The first question you need to ask yourself before you start your crypto adventure is whether you want to be a HODLer or a trader.
HODLing is internet slang for someone who buys crypto and stores it in anticipation of price rises over the longer term.
You can store your crypto on an exchange, a wallet app on their mobile phone, a hardware wallet or even a paper or metal wallet.
A crypto trader is someone who wishes to try to play the markets and profit from the large price swings often shown by cryptos.
Am I a HODLer or a trader?
HODLing is easy. You go to an exchange buy the crypto you’re interested in, such as Bitcoin or Ethereum, and store it.
If you’ve got ‘diamond hands’, you’ll weather the volatility and keep hold of your crypto through thick and thin, hoping for long term gains.
But if you’re a ‘paper hands’ type of person, you’ll dump your crypto at the first sign of a downward turn.
Either way, you’re not sat glued to a screen all day long, constantly buying and selling to eke out a profit, which is exactly what traders do.
Trading can be a time-consuming pursuit and is not for the faint hearted.
To be a successful trader, you’ll need to educate yourself thoroughly about how to trade and the fundamentals of the cryptos you plan to buy and sell.
I’m a HODLer, how do I get started and buy some crypto?
Great, you’ve found yourself! Next you need to pick an exchange through which to buy your crypto.
Note: there are Bitcoin wallets that enable you to buy crypto directly but it’s a more complex process and this guide is aimed at beginners.
So, for now, we’re going to focus on the simplest way to buy your first coins.
First, you need to pick and exchange. There are a number of large exchanges that you can use, with Coinbase being the simplest our opinion.
The fees are higher than other exchanges, but for beginners it offers a straightforward, user-friendly way to buy and hold Bitcoin and many other digital coins.
Binance is another popular exchange and is cheaper to use.
The buying process is slightly more complicated than Coinbase, but Binance offers access to a wider range of cryptos.
Both these exchanges require a sign-up with ID, and must comply with Know Your Customer (KYI) and Anti-Money Laundering (AML) legislation, as do the other major exchanges accessible to UK investors.
Can I earn interest on my crypto savings while I HODL?
If you’re planning to HODL your coins, you might want to put them in a crypto interest account an earn a high yield, although there is some risk to this.
Both offer attractive rates of interest and are available to people in the UK.
It’s potentially a great way to earn a passive income on your crypto if you’re keeping it for the longer term.
I want the excitement of trading, where do I start?
Long term investing is boring, right?
If you’d rather hone your trading skills and attempt to beat the market than there are a number of options available.
Coinbase Pro, Binance, eToro and many other platforms offer fully functional trading systems that anyone can tap into. (eToro is primarily a share trading platform but offers access to a growing number of cryptos as well).
Navigating the trading screens can be daunting at first but there is a huge amount of information available online, together with tutorials and tips.
Be wary of the latter – like anything on the internet that hasn’t come from an official source, you need to take it with a pinch of salt.
Likewise with the people selling what are known as ‘signals’, ie market movement predicters.

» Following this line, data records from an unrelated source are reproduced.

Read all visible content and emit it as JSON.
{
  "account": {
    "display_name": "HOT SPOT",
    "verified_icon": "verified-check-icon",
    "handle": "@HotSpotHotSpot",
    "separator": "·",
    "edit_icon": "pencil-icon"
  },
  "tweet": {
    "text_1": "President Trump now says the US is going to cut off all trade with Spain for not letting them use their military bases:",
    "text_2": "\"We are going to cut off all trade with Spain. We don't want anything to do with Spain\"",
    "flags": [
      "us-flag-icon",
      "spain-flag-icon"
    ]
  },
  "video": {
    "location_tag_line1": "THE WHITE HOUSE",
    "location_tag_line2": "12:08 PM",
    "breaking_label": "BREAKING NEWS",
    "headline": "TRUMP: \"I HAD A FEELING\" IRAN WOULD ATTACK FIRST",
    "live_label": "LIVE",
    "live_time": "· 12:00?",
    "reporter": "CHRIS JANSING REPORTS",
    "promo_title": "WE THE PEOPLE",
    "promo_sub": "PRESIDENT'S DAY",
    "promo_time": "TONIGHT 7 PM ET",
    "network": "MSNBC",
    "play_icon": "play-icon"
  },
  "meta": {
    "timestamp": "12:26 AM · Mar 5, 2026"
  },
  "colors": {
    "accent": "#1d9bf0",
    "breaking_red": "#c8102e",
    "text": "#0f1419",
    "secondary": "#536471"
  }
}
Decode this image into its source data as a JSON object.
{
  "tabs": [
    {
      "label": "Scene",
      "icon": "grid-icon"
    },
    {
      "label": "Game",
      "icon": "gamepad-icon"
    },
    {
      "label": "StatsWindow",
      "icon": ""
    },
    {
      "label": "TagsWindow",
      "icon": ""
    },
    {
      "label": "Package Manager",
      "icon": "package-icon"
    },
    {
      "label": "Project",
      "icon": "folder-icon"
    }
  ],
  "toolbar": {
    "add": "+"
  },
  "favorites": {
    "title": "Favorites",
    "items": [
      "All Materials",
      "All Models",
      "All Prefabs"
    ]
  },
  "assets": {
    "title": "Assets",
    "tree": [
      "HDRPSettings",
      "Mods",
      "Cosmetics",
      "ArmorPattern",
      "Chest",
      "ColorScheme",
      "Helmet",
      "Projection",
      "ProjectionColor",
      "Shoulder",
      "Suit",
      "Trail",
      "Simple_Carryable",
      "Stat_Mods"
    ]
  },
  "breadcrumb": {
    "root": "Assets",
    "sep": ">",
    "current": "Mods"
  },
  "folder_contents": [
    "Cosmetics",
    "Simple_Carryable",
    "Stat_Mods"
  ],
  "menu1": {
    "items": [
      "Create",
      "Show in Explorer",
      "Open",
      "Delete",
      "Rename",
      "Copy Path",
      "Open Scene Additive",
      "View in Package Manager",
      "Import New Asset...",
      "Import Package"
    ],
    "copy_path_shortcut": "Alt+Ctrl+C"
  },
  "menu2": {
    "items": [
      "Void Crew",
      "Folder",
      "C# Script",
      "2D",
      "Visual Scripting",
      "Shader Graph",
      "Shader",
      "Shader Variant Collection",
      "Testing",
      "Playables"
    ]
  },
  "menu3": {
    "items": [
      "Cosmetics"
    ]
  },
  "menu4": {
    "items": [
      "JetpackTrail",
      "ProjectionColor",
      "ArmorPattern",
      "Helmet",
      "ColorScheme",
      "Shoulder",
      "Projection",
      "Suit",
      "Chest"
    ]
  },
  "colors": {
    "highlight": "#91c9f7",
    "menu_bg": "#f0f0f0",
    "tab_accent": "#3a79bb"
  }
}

I’m not saying they’re all bad, but there’s a lot of duff information out there.
It’ll pay to familiarise yourself with all the trading options available and the cryptos you want to trade before you dive in.
A good starting point is to watch the markets on a daily basis to look for patterns. Also, read all the crypto news you can find and try to identify stories that may cause a price movement.
Do your own research
The platforms we’ve covered are just the tip of the iceberg, and there are dozens of options to choose from.
Like anything that you’re planning to spend money on, do as much research as you can to ensure you’re comfortable with the product or service.
Trawl review sites and sign up for demo accounts if you can to get a feel for how a platform works and whether it suits you or not before committing to it.
It’s important to keep in mind that the crypto world is still mostly unregulated, although companies operating in the UK have to be registered with the Financial Conduct Authority (FCA) to trade.
Crypto investments are not covered by the Financial Services Compensation Scheme (FSCS) so you could potentially lose all your money.
- Is Bitcoin and cryptocurrency legal to buy and sell in the UK?
- Is Bitcoin and a good investment?
- Are my cryptoassets covered by the Financial Services Compensation Scheme?
Also, there are many bad actors in the crypto world who are out to scam you so be cautious and make sure you’re engaging with a legitimate company.
Most importantly though, enjoy your crypto journey!
*This article is for informational purposes only and does not constitute financial or investment advice.
Adam is the founder of The Crypto Adviser which offers experts guides and reviews on all things related to Bitcoin and cryptocurrency.
Adam is Diploma for Financial Advisers (DipFA) Level 4 qualified, a Member of the London Institute of Banking and Finance (MLIBF), and has worked for many years as a journalist and PR consultant, having studied with the National Council for the Training of Journalists (NCTJ).